**Source data**
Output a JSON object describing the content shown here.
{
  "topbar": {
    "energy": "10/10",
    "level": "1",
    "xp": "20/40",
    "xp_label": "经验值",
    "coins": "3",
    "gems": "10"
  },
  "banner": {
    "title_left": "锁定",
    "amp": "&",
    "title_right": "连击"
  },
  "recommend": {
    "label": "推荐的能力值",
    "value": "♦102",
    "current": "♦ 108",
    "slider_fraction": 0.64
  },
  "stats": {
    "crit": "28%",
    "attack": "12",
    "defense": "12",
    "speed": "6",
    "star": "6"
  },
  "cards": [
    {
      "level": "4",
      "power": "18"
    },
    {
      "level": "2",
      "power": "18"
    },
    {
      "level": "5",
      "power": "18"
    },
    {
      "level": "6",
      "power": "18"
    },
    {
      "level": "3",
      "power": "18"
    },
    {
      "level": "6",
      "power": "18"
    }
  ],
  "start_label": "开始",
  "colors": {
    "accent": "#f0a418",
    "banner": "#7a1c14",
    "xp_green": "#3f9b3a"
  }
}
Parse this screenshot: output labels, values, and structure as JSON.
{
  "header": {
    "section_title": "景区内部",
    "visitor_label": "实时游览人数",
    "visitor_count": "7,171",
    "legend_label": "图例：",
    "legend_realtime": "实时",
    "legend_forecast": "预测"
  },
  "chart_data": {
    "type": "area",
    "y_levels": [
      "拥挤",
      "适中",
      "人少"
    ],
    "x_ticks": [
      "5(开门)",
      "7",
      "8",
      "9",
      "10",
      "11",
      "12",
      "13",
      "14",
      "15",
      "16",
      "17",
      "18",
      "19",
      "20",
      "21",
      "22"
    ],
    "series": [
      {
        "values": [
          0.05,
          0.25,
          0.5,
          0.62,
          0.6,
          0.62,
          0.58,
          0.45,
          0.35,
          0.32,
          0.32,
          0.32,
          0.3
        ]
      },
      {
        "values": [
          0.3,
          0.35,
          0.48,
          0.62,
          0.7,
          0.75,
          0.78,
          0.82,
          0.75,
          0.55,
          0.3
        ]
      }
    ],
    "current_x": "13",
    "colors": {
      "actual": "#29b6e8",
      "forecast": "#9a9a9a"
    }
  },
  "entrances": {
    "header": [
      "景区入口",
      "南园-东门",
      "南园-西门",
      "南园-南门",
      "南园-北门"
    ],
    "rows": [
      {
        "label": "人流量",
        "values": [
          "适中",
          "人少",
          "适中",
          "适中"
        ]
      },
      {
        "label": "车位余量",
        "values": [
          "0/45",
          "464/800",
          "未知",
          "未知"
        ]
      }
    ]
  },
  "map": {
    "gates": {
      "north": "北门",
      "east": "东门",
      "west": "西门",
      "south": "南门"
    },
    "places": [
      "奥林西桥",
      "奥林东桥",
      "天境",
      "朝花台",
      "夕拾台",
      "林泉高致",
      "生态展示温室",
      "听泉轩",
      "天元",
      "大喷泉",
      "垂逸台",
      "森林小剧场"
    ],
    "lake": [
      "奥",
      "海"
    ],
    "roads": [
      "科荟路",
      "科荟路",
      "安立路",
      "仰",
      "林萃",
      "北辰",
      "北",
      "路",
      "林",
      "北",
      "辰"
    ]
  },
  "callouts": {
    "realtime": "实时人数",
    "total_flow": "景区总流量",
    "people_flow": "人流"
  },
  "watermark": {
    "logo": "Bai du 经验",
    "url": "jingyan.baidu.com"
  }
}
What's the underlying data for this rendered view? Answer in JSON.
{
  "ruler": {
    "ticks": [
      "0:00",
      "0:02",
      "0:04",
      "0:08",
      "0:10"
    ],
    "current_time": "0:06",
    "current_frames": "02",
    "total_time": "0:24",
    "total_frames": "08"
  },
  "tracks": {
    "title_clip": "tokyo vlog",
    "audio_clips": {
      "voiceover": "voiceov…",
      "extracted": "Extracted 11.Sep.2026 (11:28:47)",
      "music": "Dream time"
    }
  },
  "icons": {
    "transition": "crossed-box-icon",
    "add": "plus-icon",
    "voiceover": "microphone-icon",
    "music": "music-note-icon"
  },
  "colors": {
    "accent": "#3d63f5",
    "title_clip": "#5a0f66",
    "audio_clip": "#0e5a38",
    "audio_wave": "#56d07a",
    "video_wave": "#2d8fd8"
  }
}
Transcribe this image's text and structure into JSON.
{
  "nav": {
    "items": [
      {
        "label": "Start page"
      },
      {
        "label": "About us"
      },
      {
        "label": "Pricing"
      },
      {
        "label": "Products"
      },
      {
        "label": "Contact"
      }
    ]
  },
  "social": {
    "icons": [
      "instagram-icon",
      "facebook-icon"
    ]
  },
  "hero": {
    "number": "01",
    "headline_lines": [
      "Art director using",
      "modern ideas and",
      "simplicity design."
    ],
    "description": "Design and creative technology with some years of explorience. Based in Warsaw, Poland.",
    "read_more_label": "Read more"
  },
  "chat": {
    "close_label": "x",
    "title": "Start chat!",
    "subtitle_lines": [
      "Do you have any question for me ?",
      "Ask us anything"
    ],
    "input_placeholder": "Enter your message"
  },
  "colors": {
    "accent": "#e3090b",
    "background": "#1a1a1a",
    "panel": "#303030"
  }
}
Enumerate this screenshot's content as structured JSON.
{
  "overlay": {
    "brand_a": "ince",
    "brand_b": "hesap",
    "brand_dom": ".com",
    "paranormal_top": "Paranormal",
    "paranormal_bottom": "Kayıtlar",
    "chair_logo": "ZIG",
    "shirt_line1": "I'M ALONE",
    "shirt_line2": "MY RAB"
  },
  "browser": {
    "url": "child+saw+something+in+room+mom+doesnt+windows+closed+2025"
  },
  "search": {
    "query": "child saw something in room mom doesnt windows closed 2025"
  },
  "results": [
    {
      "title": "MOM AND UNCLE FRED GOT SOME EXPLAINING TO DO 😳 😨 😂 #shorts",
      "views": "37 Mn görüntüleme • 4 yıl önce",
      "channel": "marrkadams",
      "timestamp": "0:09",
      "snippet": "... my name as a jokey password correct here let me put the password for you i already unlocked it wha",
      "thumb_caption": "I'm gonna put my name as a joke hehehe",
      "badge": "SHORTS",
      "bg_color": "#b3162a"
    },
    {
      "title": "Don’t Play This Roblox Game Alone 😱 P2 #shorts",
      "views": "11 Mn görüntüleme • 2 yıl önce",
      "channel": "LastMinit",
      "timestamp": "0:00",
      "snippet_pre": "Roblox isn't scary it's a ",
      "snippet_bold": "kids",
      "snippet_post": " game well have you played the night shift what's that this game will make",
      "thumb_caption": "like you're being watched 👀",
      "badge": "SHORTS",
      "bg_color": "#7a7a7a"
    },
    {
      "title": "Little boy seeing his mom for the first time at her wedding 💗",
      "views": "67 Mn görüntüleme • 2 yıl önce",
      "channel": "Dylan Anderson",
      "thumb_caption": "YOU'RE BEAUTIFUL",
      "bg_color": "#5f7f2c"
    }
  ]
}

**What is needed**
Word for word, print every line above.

**Task output**
Output a JSON object describing the content shown here.
{
  "topbar": {
    "energy": "10/10",
    "level": "1",
    "xp": "20/40",
    "xp_label": "经验值",
    "coins": "3",
    "gems": "10"
  },
  "banner": {
    "title_left": "锁定",
    "amp": "&",
    "title_right": "连击"
  },
  "recommend": {
    "label": "推荐的能力值",
    "value": "♦102",
    "current": "♦ 108",
    "slider_fraction": 0.64
  },
  "stats": {
    "crit": "28%",
    "attack": "12",
    "defense": "12",
    "speed": "6",
    "star": "6"
  },
  "cards": [
    {
      "level": "4",
      "power": "18"
    },
    {
      "level": "2",
      "power": "18"
    },
    {
      "level": "5",
      "power": "18"
    },
    {
      "level": "6",
      "power": "18"
    },
    {
      "level": "3",
      "power": "18"
    },
    {
      "level": "6",
      "power": "18"
    }
  ],
  "start_label": "开始",
  "colors": {
    "accent": "#f0a418",
    "banner": "#7a1c14",
    "xp_green": "#3f9b3a"
  }
}
Parse this screenshot: output labels, values, and structure as JSON.
{
  "header": {
    "section_title": "景区内部",
    "visitor_label": "实时游览人数",
    "visitor_count": "7,171",
    "legend_label": "图例：",
    "legend_realtime": "实时",
    "legend_forecast": "预测"
  },
  "chart_data": {
    "type": "area",
    "y_levels": [
      "拥挤",
      "适中",
      "人少"
    ],
    "x_ticks": [
      "5(开门)",
      "7",
      "8",
      "9",
      "10",
      "11",
      "12",
      "13",
      "14",
      "15",
      "16",
      "17",
      "18",
      "19",
      "20",
      "21",
      "22"
    ],
    "series": [
      {
        "values": [
          0.05,
          0.25,
          0.5,
          0.62,
          0.6,
          0.62,
          0.58,
          0.45,
          0.35,
          0.32,
          0.32,
          0.32,
          0.3
        ]
      },
      {
        "values": [
          0.3,
          0.35,
          0.48,
          0.62,
          0.7,
          0.75,
          0.78,
          0.82,
          0.75,
          0.55,
          0.3
        ]
      }
    ],
    "current_x": "13",
    "colors": {
      "actual": "#29b6e8",
      "forecast": "#9a9a9a"
    }
  },
  "entrances": {
    "header": [
      "景区入口",
      "南园-东门",
      "南园-西门",
      "南园-南门",
      "南园-北门"
    ],
    "rows": [
      {
        "label": "人流量",
        "values": [
          "适中",
          "人少",
          "适中",
          "适中"
        ]
      },
      {
        "label": "车位余量",
        "values": [
          "0/45",
          "464/800",
          "未知",
          "未知"
        ]
      }
    ]
  },
  "map": {
    "gates": {
      "north": "北门",
      "east": "东门",
      "west": "西门",
      "south": "南门"
    },
    "places": [
      "奥林西桥",
      "奥林东桥",
      "天境",
      "朝花台",
      "夕拾台",
      "林泉高致",
      "生态展示温室",
      "听泉轩",
      "天元",
      "大喷泉",
      "垂逸台",
      "森林小剧场"
    ],
    "lake": [
      "奥",
      "海"
    ],
    "roads": [
      "科荟路",
      "科荟路",
      "安立路",
      "仰",
      "林萃",
      "北辰",
      "北",
      "路",
      "林",
      "北",
      "辰"
    ]
  },
  "callouts": {
    "realtime": "实时人数",
    "total_flow": "景区总流量",
    "people_flow": "人流"
  },
  "watermark": {
    "logo": "Bai du 经验",
    "url": "jingyan.baidu.com"
  }
}
What's the underlying data for this rendered view? Answer in JSON.
{
  "ruler": {
    "ticks": [
      "0:00",
      "0:02",
      "0:04",
      "0:08",
      "0:10"
    ],
    "current_time": "0:06",
    "current_frames": "02",
    "total_time": "0:24",
    "total_frames": "08"
  },
  "tracks": {
    "title_clip": "tokyo vlog",
    "audio_clips": {
      "voiceover": "voiceov…",
      "extracted": "Extracted 11.Sep.2026 (11:28:47)",
      "music": "Dream time"
    }
  },
  "icons": {
    "transition": "crossed-box-icon",
    "add": "plus-icon",
    "voiceover": "microphone-icon",
    "music": "music-note-icon"
  },
  "colors": {
    "accent": "#3d63f5",
    "title_clip": "#5a0f66",
    "audio_clip": "#0e5a38",
    "audio_wave": "#56d07a",
    "video_wave": "#2d8fd8"
  }
}
Transcribe this image's text and structure into JSON.
{
  "nav": {
    "items": [
      {
        "label": "Start page"
      },
      {
        "label": "About us"
      },
      {
        "label": "Pricing"
      },
      {
        "label": "Products"
      },
      {
        "label": "Contact"
      }
    ]
  },
  "social": {
    "icons": [
      "instagram-icon",
      "facebook-icon"
    ]
  },
  "hero": {
    "number": "01",
    "headline_lines": [
      "Art director using",
      "modern ideas and",
      "simplicity design."
    ],
    "description": "Design and creative technology with some years of explorience. Based in Warsaw, Poland.",
    "read_more_label": "Read more"
  },
  "chat": {
    "close_label": "x",
    "title": "Start chat!",
    "subtitle_lines": [
      "Do you have any question for me ?",
      "Ask us anything"
    ],
    "input_placeholder": "Enter your message"
  },
  "colors": {
    "accent": "#e3090b",
    "background": "#1a1a1a",
    "panel": "#303030"
  }
}
Enumerate this screenshot's content as structured JSON.
{
  "overlay": {
    "brand_a": "ince",
    "brand_b": "hesap",
    "brand_dom": ".com",
    "paranormal_top": "Paranormal",
    "paranormal_bottom": "Kayıtlar",
    "chair_logo": "ZIG",
    "shirt_line1": "I'M ALONE",
    "shirt_line2": "MY RAB"
  },
  "browser": {
    "url": "child+saw+something+in+room+mom+doesnt+windows+closed+2025"
  },
  "search": {
    "query": "child saw something in room mom doesnt windows closed 2025"
  },
  "results": [
    {
      "title": "MOM AND UNCLE FRED GOT SOME EXPLAINING TO DO 😳 😨 😂 #shorts",
      "views": "37 Mn görüntüleme • 4 yıl önce",
      "channel": "marrkadams",
      "timestamp": "0:09",
      "snippet": "... my name as a jokey password correct here let me put the password for you i already unlocked it wha",
      "thumb_caption": "I'm gonna put my name as a joke hehehe",
      "badge": "SHORTS",
      "bg_color": "#b3162a"
    },
    {
      "title": "Don’t Play This Roblox Game Alone 😱 P2 #shorts",
      "views": "11 Mn görüntüleme • 2 yıl önce",
      "channel": "LastMinit",
      "timestamp": "0:00",
      "snippet_pre": "Roblox isn't scary it's a ",
      "snippet_bold": "kids",
      "snippet_post": " game well have you played the night shift what's that this game will make",
      "thumb_caption": "like you're being watched 👀",
      "badge": "SHORTS",
      "bg_color": "#7a7a7a"
    },
    {
      "title": "Little boy seeing his mom for the first time at her wedding 💗",
      "views": "67 Mn görüntüleme • 2 yıl önce",
      "channel": "Dylan Anderson",
      "thumb_caption": "YOU'RE BEAUTIFUL",
      "bg_color": "#5f7f2c"
    }
  ]
}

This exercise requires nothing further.